Items from a data source
---------------
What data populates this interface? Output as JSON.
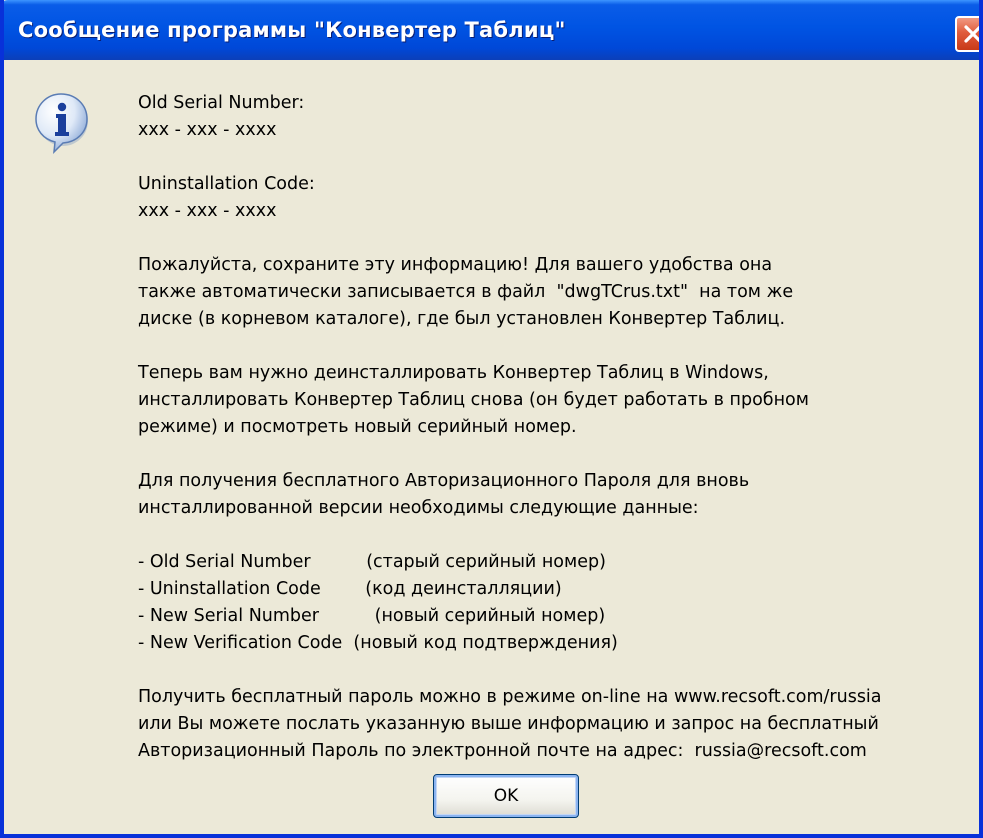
{
  "window": {
    "title": "Сообщение программы \"Конвертер Таблиц\""
  },
  "icons": {
    "info": "info-icon",
    "close": "close-icon"
  },
  "message": {
    "lines": [
      "Old Serial Number:",
      "xxx - xxx - xxxx",
      "",
      "Uninstallation Code:",
      "xxx - xxx - xxxx",
      "",
      "Пожалуйста, сохраните эту информацию! Для вашего удобства она",
      "также автоматически записывается в файл  \"dwgTCrus.txt\"  на том же",
      "диске (в корневом каталоге), где был установлен Конвертер Таблиц.",
      "",
      "Теперь вам нужно деинсталлировать Конвертер Таблиц в Windows,",
      "инсталлировать Конвертер Таблиц снова (он будет работать в пробном",
      "режиме) и посмотреть новый серийный номер.",
      "",
      "Для получения бесплатного Авторизационного Пароля для вновь",
      "инсталлированной версии необходимы следующие данные:",
      "",
      "- Old Serial Number          (старый серийный номер)",
      "- Uninstallation Code        (код деинсталляции)",
      "- New Serial Number          (новый серийный номер)",
      "- New Verification Code  (новый код подтверждения)",
      "",
      "Получить бесплатный пароль можно в режиме on-line на www.recsoft.com/russia",
      "или Вы можете послать указанную выше информацию и запрос на бесплатный",
      "Авторизационный Пароль по электронной почте на адрес:  russia@recsoft.com"
    ]
  },
  "buttons": {
    "ok_label": "OK"
  },
  "colors": {
    "title_bar": "#0054e3",
    "dialog_bg": "#ece9d8",
    "close_button": "#e05c3c"
  }
}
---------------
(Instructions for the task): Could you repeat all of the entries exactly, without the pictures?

(Answer to the exercise):
What data populates this interface? Output as JSON.
{
  "window": {
    "title": "Сообщение программы \"Конвертер Таблиц\""
  },
  "icons": {
    "info": "info-icon",
    "close": "close-icon"
  },
  "message": {
    "lines": [
      "Old Serial Number:",
      "xxx - xxx - xxxx",
      "",
      "Uninstallation Code:",
      "xxx - xxx - xxxx",
      "",
      "Пожалуйста, сохраните эту информацию! Для вашего удобства она",
      "также автоматически записывается в файл  \"dwgTCrus.txt\"  на том же",
      "диске (в корневом каталоге), где был установлен Конвертер Таблиц.",
      "",
      "Теперь вам нужно деинсталлировать Конвертер Таблиц в Windows,",
      "инсталлировать Конвертер Таблиц снова (он будет работать в пробном",
      "режиме) и посмотреть новый серийный номер.",
      "",
      "Для получения бесплатного Авторизационного Пароля для вновь",
      "инсталлированной версии необходимы следующие данные:",
      "",
      "- Old Serial Number          (старый серийный номер)",
      "- Uninstallation Code        (код деинсталляции)",
      "- New Serial Number          (новый серийный номер)",
      "- New Verification Code  (новый код подтверждения)",
      "",
      "Получить бесплатный пароль можно в режиме on-line на www.recsoft.com/russia",
      "или Вы можете послать указанную выше информацию и запрос на бесплатный",
      "Авторизационный Пароль по электронной почте на адрес:  russia@recsoft.com"
    ]
  },
  "buttons": {
    "ok_label": "OK"
  },
  "colors": {
    "title_bar": "#0054e3",
    "dialog_bg": "#ece9d8",
    "close_button": "#e05c3c"
  }
}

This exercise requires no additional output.